It is important to identify your own strengths through a range of transferable skills – a core set of skills and abilities that are not specific to a role or industry but can be taken from job to job. But you will need more than that.

Here’s the thing – don’t underestimate your life skills, such as experience gained through volunteer positions and community work, sports and hobbies. Let’s look at just a few of the common Key Selection Criteria (KSC) and some examples of how you might fit the bill.

Effective communication skills

What you can demonstrate

Student/school leaver/young adult 

  • Captain of a sporting team
  • Member of school Debating Team
  • Helped to train younger members at a Surf Life Saving Club

Mature adult/career change/return to work

  • Interaction with customers
  • Made a presentation to my study group/TAFE class
  • Prepared flyers and write the monthly newsletter for my volunteer organisation.

Ability to work in a team

What you can demonstrate

Student/school leaver/young adult 

  • Worked as part of a team to deliver a school project
  • Member of fundraising committee for sporting club
  • Care for younger siblings and help plan the family schedule

Mature adult/career change/return to work

  • Worked with other volunteers in a community group, e.g. Meals on Wheels, Rotary
  • Sporting club secretary, treasurer, trainer or coach
  • Emergency Services volunteer, e.g. Rural Fire Service

Skills in technology and IT

What you can demonstrate

Student/school leaver/young adult 

  • Use technology for school-work or online learning
  • Teach other family members to use new equipment, e.g. computers, iPpads, smartphones
  • Create websites and manage social media accounts

Mature adult/career change/return to work

  • Internet banking, e-commerce
  • Design and distribute e-newsletters for community group
  • Conduct research on the web and creating complex documents for family history project

Financial management skills

What you can demonstrate

Student/school leaver/young adult

  • Advanced mathematics student
  • Cash handling duties through part-time employment at McDonalds
  • Completed a Cert III in Accounts Administration at TAFE

Mature adult/career change/return to work

  • Volunteer manager of school canteen
  • Prepare BAS Statements for home business
  • Treasurer of sporting association

Ability to plan, organise and meet deadlines

What you can demonstrate

Student/school leaver/young adult 

  • Enrolled in online study course and submission of all assessment activities by due dates
  • Planning the steps of a school project, drafting the layout and complete on time
  • As a member of my school’s student leadership team, I have helped organise many fundraising and social events

Mature adult/career change/return to work

  • Planned major fundraising activity for community organisation
  • Completed a Certificate IV in Business Administration in 6 months
  • Prepare and distribute Meeting Papers for Social Tennis Club

Now it’s your turn to think about what life experience and life skills you can match to these examples, and then demonstrating these skills by using the STAR Method when creating your job application and when answering questions in an interview.
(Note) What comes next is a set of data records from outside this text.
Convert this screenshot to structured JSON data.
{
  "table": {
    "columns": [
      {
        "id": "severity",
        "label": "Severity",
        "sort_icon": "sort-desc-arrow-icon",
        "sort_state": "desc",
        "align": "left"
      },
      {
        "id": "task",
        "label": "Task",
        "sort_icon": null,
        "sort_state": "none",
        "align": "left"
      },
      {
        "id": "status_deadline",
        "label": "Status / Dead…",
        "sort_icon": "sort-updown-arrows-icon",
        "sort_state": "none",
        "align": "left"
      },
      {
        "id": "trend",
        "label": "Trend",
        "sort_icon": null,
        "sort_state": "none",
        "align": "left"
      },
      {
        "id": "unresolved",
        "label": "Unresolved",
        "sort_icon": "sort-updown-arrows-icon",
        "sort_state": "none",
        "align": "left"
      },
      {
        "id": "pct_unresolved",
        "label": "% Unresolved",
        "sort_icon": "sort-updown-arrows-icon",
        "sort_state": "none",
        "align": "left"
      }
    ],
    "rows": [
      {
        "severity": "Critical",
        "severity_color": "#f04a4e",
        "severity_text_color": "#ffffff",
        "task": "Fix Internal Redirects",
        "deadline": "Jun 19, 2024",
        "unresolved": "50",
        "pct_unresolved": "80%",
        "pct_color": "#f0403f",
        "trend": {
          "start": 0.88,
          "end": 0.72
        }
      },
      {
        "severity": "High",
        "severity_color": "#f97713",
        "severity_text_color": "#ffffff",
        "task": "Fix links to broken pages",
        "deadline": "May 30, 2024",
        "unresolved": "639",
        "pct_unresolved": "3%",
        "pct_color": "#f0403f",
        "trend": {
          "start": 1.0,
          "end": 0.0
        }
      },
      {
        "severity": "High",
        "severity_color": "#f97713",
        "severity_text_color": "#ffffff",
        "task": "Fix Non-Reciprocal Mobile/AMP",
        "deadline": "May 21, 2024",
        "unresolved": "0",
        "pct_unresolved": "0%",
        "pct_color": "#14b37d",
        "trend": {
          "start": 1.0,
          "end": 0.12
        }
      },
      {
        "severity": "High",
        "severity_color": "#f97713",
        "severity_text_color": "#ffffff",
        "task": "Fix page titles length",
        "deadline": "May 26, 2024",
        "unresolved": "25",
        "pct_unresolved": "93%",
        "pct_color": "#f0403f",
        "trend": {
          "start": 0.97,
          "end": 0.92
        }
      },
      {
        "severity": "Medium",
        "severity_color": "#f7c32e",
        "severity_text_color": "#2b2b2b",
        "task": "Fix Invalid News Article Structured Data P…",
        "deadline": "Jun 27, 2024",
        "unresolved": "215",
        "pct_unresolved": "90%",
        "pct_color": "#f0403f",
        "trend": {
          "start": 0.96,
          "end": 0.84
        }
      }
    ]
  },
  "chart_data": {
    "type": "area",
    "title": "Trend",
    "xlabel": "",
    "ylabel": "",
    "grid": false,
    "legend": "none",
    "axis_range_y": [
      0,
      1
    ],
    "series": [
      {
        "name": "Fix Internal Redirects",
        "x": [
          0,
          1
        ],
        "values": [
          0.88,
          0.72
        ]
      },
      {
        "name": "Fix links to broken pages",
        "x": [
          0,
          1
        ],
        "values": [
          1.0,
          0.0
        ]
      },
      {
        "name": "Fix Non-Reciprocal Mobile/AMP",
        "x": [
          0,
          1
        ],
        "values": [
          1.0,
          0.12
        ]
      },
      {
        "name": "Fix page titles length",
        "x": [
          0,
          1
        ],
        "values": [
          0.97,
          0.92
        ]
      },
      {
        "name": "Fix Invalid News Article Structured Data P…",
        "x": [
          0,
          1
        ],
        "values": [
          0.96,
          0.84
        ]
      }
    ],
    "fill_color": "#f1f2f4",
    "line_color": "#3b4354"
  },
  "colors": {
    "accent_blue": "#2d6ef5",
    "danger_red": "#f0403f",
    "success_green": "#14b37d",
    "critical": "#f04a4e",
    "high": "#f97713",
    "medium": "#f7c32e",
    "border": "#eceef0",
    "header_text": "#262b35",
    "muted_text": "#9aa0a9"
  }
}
The STAR acronym stands for “Situation, Task, Action, Result” and can be a very effective way of describing your strengths, skills, and experiences to a potential employer.

So, take the time to consider everything you can bring to the table – a skill is a skill, no matter where it is acquired, and employers will be looking for people just like you.